“I pass, like night, from land to land;
I have strange power of speech;
That moment that his face I see,
I know the man that must hear me:
To him my tale I teach.” — Coleridge, The Rime of the Ancient Mariner
Many writers talk about the need to write. The words burst forth; they must be written lest the writer explode. Some stories have to be told. The Mariner is compelled to tell his story, creating wiser but sadder men. Boswell had to journal his life or he felt he had not actually lived it.
Yesterday at church and today at school, I met and heard Ela Weisberger, a survivor of the Terezin concentration camp. She is a modern-day Mariner, a person who has to tell her story, who compels us all to listen.
Ela was 11 when she entered the camp at Terezin. She was best friends with Pavel Friedman, the young man who wrote the famous poem, “The Butterfly.” She played the Cat in Brundibar and performed in The Fireflies. She painted and sang and wrote poetry because her teachers insisted that the children create art, tell stories. Her teacher told her to sign her name in defiance of the Nazis who insisted the children be only known as numbers. “You are not a number. You are a name,” her teacher told her. Of the 15,000 children who lived in Terezin, Ela was one of the 100 who survived. She nearly boarded the train to Auschwitz with her uncle, but she had left the number plaque she was supposed to wear around her neck in the barracks, and they wouldn’t let her board. She lived to become a soldier, a spy, a business owner, a writer, a painter. Forgetting her number allowed us all to know her name.
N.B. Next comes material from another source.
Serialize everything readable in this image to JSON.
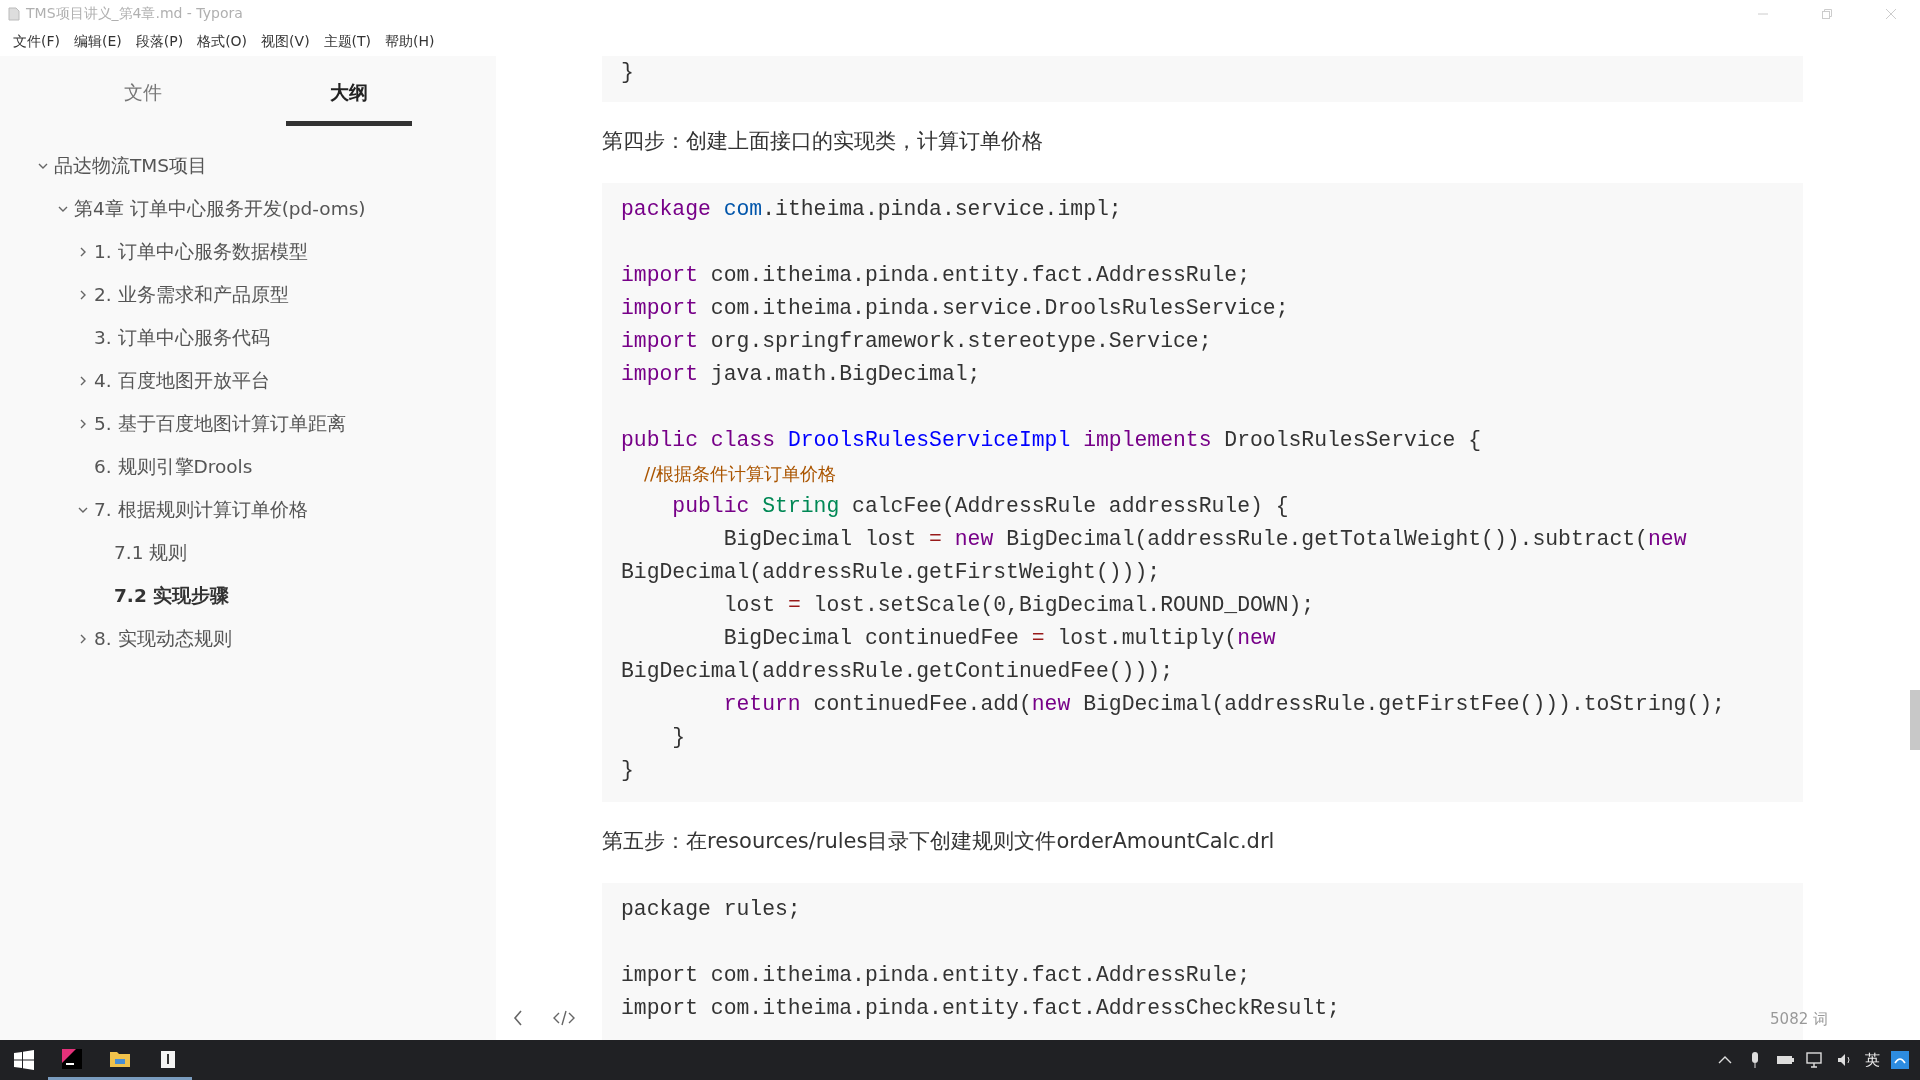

And now she spends the last years of her life telling her stories. “Remember,” she told us, “remember my friends who died.”
She said that she may not remember what she had for lunch yesterday, but she remembers the events of 75 years ago. “The things that happened…they became a part of my body,” she says. “I cannot forget.”
She tells their stories. She names their names. She shows us their art, their poetry, their music. They live as long as she remembers. As long as we listen and learn and remember. As long as we tell their stories.
When asked in an interview about his Jewish heritage and about his beliefs, Neil Gaiman said, “I believe in Story.” Ela lost her faith in God in Terezin, but she says she believes in good people. “Three things the Nazis could not take away from us,” she says. “The blue sky. The bright yellow sun. And the Invisible One inside us.” Now her Invisible One is the love of good people and Story.
“My sister says, ‘Ela, why do you have to keep talking about this?’ And I say that I have to talk about it. My mother said I was Chosen to tell the stories. And if one of these young people remembers the stories then no one can say it didn’t happen. No one can say the Nazis didn’t commit atrocities on children. It happened and we remember.”
In composition class, we have been talking about why people write, why we tell stories. The Alabama folklorist, Kathryn Tucker Windham, wrote that we tell ghost stories as a way of remembering history; the ghosts are the stories we don’t want to forget. Like the Mariner, Ela is haunted and haunting. With her stories lodged within us, we are both sadder and wiser. And we will remember.